Plato, the old fuddy-duddy, doesn’t think much of The Iliad because its impiety verges on blasphemy. Homer compares Athena and Apollo, sitting on a branch to watch a battle, to a pair of vultures. The gods are petty, sensual, capricious, and frivolous. Because they’re immortal, they neither risk nor achieve anything. They’re forever trivial, often with tragic results for humans. The struggle for Troy reflects Zeus’s quibble with Poseidon. Hera, Zeus’s wife, hates all Trojans because Paris slighted her. Aphrodite bribes Paris with Helen. Athena, fearful that a temporary truce might become permanent, tricks a Trojan into attempting to assassinate Agamemnon, and the two armies plunge into battle again. Aphrodite whines about a piddling wound. Zeus warns her to keep to the bedroom where she knows what she’s doing. Her sister Athena mocks and teases her.
Competition between the sisters, Athena and Aphrodite, fuels the destruction of Troy, and the skullduggery is rampant, but that’s a lot like my hometown. Skullduggery is just part of the human condition, part of the world I live in. And even though the gods are comical and pathetic, gray-eyed Athena, goddess of knowledge and plunder, takes my breath away when she hovers in her armor above her beloved Achaean hoplites. That’s just like my life, too, silly in a way but still breathtaking
Helen was the excuse for all this bloodshed. She’s awarded to Paris while still married to Menelaos because Aphrodite is bribing Paris. Ironically, by the time of the The Iliad, nine years into the war, Helen despises Paris. When Paris is shamed into individual combat with Menelaos, Aphrodite saves him from a complete ass kicking. She deposits him in his bedroom and commands Helen to comfort him. Helen rebels: “Not I, I’ll never go back again / It would be wrong, disgraceful to share the coward’s bed once more”. Aphrodite warns Helen not to provoke her, and Helen capitulates.
Helen is nothing but Aphrodite’s pawn. She has no choice. Neither does anyone else. The Trojans risk everything and ultimately lose everything for a woman who despises her abductor and freely refers to herself as a whore. She’s making eyes at her brother-in-law while other sources say she was sharing a bath with the Achaean spy, Odysseus. Even Helen is bewildered that the Trojans fight for her. But that’s fate. The gods command Troy’s destruction, so the characters have to play their roles heroically and let come what may. That’s life, too, isn’t it? I didn’t pick the stage, but I have to play my part, anyway.

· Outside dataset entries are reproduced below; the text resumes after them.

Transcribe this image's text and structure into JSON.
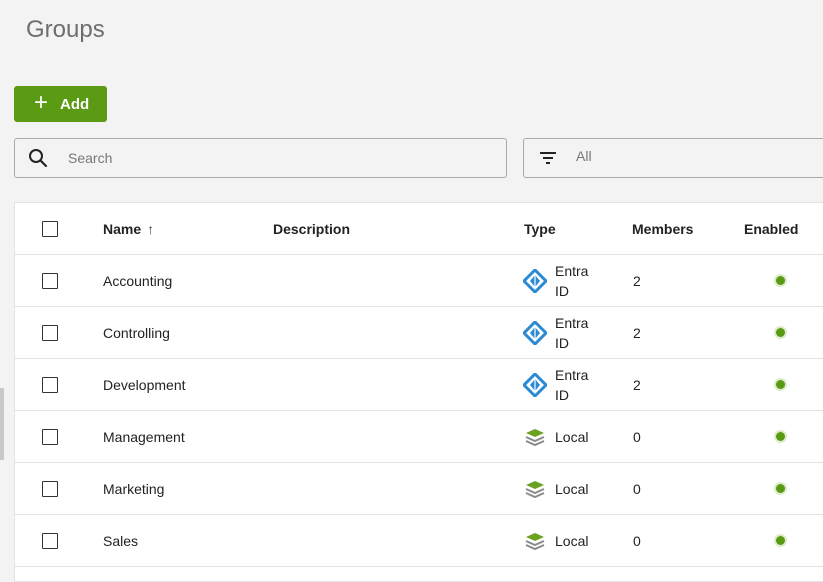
{
  "page": {
    "title": "Groups"
  },
  "toolbar": {
    "add_label": "Add"
  },
  "search": {
    "placeholder": "Search",
    "value": ""
  },
  "filter": {
    "value": "All"
  },
  "table": {
    "columns": {
      "name": "Name",
      "description": "Description",
      "type": "Type",
      "members": "Members",
      "enabled": "Enabled"
    },
    "sort": {
      "column": "name",
      "direction": "ascending",
      "icon": "arrow-up-icon"
    },
    "rows": [
      {
        "name": "Accounting",
        "description": "",
        "type_line1": "Entra",
        "type_line2": "ID",
        "type_icon": "entra-id-icon",
        "members": "2",
        "enabled": true
      },
      {
        "name": "Controlling",
        "description": "",
        "type_line1": "Entra",
        "type_line2": "ID",
        "type_icon": "entra-id-icon",
        "members": "2",
        "enabled": true
      },
      {
        "name": "Development",
        "description": "",
        "type_line1": "Entra",
        "type_line2": "ID",
        "type_icon": "entra-id-icon",
        "members": "2",
        "enabled": true
      },
      {
        "name": "Management",
        "description": "",
        "type_line1": "Local",
        "type_line2": "",
        "type_icon": "local-stack-icon",
        "members": "0",
        "enabled": true
      },
      {
        "name": "Marketing",
        "description": "",
        "type_line1": "Local",
        "type_line2": "",
        "type_icon": "local-stack-icon",
        "members": "0",
        "enabled": true
      },
      {
        "name": "Sales",
        "description": "",
        "type_line1": "Local",
        "type_line2": "",
        "type_icon": "local-stack-icon",
        "members": "0",
        "enabled": true
      }
    ]
  },
  "colors": {
    "accent": "#5b9a13",
    "entra_blue": "#2a8ad4",
    "local_green": "#6aa121",
    "enabled_dot": "#5b9a13"
  }
}
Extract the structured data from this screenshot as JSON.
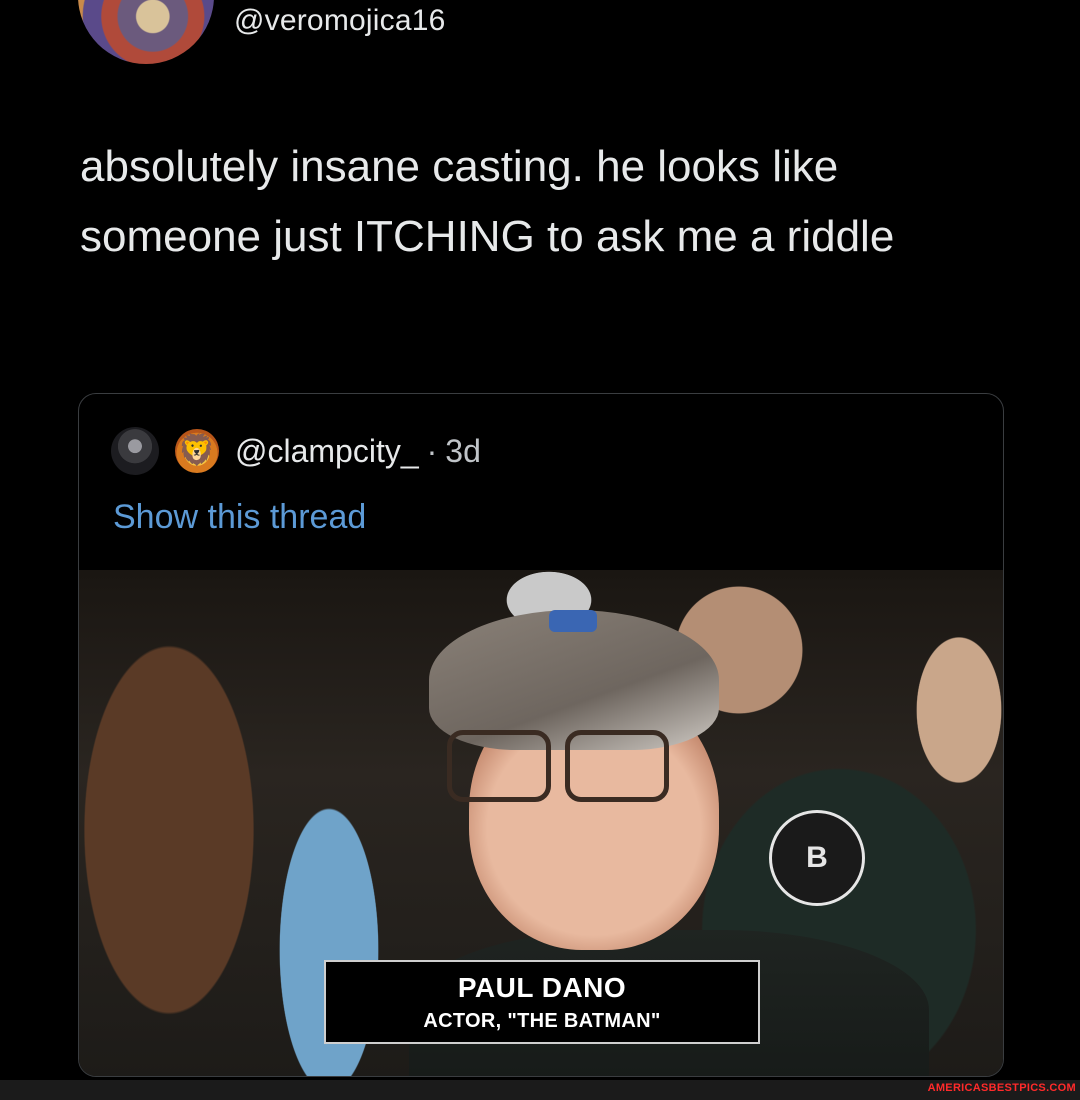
{
  "tweet": {
    "handle": "@veromojica16",
    "text": "absolutely insane casting. he looks like someone just ITCHING to ask me a riddle"
  },
  "quoted_tweet": {
    "handle": "@clampcity_",
    "separator": "·",
    "time": "3d",
    "show_thread_label": "Show this thread",
    "emoji": "🦁",
    "image": {
      "caption_name": "PAUL DANO",
      "caption_subtitle": "ACTOR, \"THE BATMAN\"",
      "logo_letter": "B"
    }
  },
  "watermark": {
    "text": "AMERICASBESTPICS.COM"
  },
  "colors": {
    "background": "#000000",
    "text": "#e7e9ea",
    "link": "#5c9ad6",
    "border": "#3a3d40",
    "watermark": "#ff2a2a"
  }
}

Helen is one of The Iliad‘s and the Ancient World’s most fascinating characters. She’s a Spartan, and the Spartans eventually deify her. As if in thanks, she turns the Spartan women into the most exceptional women in ancient, and possibly human, history. At a time when all respectable women lived behind their veils, secluded in houses as secure as Fort Knox, Spartan women danced in the streets in skimpy dresses. Sometimes they shed even that modesty. Foreigners, some shocked and some beguiled, praised their beauty and physical attributes. Spartan women went to school and had a physical education program, their own Olympics, and one won the chariot race in the men’s Olympics. They made love to each other but married warriors and mothered warriors, and if they didn’t govern, they weren’t shy of speaking their minds. They apologize for none of it. They were literate, and they speak to us today in their own voices, the only women we hear from in the Ancient World, and what they say is they were having a damn fine time.
Possibly the Spartans deified Helen because she reflected what they already were. Or possibly, a deified Helen inspired Sparta. Possibly the Trojans were right; Helen was worth the risk. Possibly she is a spine-chilling goddess. And possibly this is what she’s trying to tell me: That what we all should be, what we are, when we shed our robes of convention, is nothing less than a goddess. A mind-boggling, bodacious goddess. Whatever her nature, she inspires me, just as she inspires the The Iliad, a tale that packs an enduring wallop.